The facility's warehouse management system, also provided by SSI Schaefer, coordinates the sorting of items so that all sizes of an SKU are packed together to make store putaway faster.
"When it arrives at the store, it is ready to put on sale," explains Castresana. "This puts the strain on the warehouse, but we would rather do that than put strain on the store, where the labor is more expensive."
Belt conveyors transport the items from the pick stations to the facility's split-tray sorter. The conveyors act as buffers to regulate the flow of goods into the sorter without slowing down the picking process preceding it. The sorter consists of 70 trays moving in a circular train. Upon approach, the items are automatically scanned so the system knows which item will be placed onto a particular sorter tray. About 87 percent of all goods in the facility can pass through the sorter, with the remainder handled manually.
The conveyor carries the product above the sorter, and at the precise moment the assigned tray passes below, the belt rolls to gently drop the product into the tray.
The sorter trays are hinged on the sides and split in the middle, similar to bomb bay doors, so they can quickly open to deliver products into 54 staging chutes located below. As the tray approaches the chute to which the order is assigned, the tray splits, gently depositing the item into the chute. Each chute will gather items from several different trays, depending on the size of the order.
Underneath the staging chutes, conveyors carry order cartons that will ship to stores and Desigual's other channel customers. The chutes act as a synchronized buffer between the sorter and order cartons, with products held within each chute until the carton destined for those goods is indexed below. At that point, split doors on the bottom of the chute open to deposit the garments into the order carton. The cartons will then continue to progress along the row of chutes, with more items added from other chutes to complete the order. In a sense, the chutes provide a secondary level of sorting.
Completed cartons are transported to an area where they are labeled and stapled closed. They are then sent either directly to the outbound docks or to the buffer AS/RS until ready to ship.
A UNIQUE COMBINATION
The combination of the ergonomic picking-induction stations, the trays for sorting, the chutes for staging and performing a secondary sort, and the movement of cartons below allows for very high sorting rates in a very limited footprint. All of these movements are coordinated with sophisticated software that enables the system to perform 9,000 sorts per hour, while managing 4,000 orders simultaneously and utilizing only the 54 physical chutes of the system.
Castresana notes that while this sorter solution uses standard components found in other systems, the components have never been put together in this exact way before.

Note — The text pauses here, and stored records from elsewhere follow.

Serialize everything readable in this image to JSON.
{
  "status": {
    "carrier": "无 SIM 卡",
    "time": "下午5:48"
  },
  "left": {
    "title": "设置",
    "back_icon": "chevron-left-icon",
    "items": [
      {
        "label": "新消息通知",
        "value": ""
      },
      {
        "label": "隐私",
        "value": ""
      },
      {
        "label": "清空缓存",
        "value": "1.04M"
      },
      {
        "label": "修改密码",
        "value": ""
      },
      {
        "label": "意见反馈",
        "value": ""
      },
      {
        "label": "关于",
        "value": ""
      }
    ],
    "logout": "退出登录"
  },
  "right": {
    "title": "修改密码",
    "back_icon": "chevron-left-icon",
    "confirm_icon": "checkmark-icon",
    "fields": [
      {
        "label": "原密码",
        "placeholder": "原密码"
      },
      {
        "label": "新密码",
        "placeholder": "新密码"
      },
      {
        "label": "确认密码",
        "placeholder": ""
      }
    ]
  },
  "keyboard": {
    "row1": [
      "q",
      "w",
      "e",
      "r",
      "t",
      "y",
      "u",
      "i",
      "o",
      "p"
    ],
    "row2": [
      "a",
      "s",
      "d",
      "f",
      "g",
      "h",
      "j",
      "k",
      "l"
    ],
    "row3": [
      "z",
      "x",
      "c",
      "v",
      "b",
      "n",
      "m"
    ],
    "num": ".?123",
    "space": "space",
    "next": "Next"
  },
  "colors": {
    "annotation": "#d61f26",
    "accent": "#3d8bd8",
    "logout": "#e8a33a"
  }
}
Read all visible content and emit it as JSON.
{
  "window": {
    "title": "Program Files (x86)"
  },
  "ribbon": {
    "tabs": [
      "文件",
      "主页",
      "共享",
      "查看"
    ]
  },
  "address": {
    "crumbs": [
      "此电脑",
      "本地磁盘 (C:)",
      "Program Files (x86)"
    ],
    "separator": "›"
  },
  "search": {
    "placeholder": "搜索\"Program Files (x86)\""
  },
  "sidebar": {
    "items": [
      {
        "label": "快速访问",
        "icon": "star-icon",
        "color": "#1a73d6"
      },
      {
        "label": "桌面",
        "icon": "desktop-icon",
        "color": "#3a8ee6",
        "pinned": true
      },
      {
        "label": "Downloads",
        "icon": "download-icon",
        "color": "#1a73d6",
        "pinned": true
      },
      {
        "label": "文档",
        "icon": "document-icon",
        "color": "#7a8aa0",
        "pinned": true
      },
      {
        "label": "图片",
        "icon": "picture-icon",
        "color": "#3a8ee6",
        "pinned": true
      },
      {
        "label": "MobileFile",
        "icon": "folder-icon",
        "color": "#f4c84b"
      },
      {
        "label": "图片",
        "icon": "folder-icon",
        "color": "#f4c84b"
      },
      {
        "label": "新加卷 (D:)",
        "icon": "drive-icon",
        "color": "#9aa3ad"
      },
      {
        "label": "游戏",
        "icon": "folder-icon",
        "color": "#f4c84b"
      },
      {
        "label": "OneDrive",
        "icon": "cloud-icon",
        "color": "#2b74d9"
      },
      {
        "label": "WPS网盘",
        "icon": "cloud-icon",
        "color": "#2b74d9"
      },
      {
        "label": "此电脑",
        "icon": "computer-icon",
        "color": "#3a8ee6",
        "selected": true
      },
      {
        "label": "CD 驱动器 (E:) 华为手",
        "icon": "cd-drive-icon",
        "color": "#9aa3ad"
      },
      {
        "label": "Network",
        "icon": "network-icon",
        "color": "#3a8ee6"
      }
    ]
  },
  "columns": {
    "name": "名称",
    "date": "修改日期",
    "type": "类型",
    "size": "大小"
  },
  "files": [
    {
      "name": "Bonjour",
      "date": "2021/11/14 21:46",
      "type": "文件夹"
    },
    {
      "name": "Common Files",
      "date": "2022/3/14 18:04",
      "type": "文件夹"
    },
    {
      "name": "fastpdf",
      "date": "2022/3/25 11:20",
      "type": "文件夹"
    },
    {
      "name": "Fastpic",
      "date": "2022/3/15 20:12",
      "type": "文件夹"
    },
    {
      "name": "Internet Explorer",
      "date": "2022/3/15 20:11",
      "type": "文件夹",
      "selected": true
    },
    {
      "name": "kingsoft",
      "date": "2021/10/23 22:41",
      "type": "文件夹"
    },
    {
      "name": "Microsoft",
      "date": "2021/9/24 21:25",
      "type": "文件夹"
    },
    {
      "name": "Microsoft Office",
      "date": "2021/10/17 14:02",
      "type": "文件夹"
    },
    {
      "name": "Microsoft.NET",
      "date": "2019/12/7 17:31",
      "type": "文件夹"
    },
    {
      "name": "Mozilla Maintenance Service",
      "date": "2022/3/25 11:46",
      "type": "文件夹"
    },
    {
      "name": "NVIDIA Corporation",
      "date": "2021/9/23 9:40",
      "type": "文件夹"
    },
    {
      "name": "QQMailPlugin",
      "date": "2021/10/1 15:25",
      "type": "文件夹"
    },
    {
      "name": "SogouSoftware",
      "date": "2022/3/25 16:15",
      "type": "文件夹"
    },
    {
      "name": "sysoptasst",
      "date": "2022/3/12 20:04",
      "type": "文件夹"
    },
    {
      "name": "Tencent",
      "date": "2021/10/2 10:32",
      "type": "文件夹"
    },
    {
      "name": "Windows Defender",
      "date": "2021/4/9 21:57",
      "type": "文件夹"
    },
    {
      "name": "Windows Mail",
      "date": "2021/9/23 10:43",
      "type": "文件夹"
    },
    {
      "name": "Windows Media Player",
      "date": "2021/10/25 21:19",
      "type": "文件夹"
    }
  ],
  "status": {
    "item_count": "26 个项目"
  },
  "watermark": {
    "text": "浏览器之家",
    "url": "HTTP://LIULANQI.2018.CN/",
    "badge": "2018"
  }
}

The unique combination serves the demands at Desigual well.
"The sorter is the key point," he says. "We did not intend to discover something new, but this works for us. In the end, the automation was the best solution. It gives us control, security, and the best performance for our demand."
Unique enough to match its name – Desigual.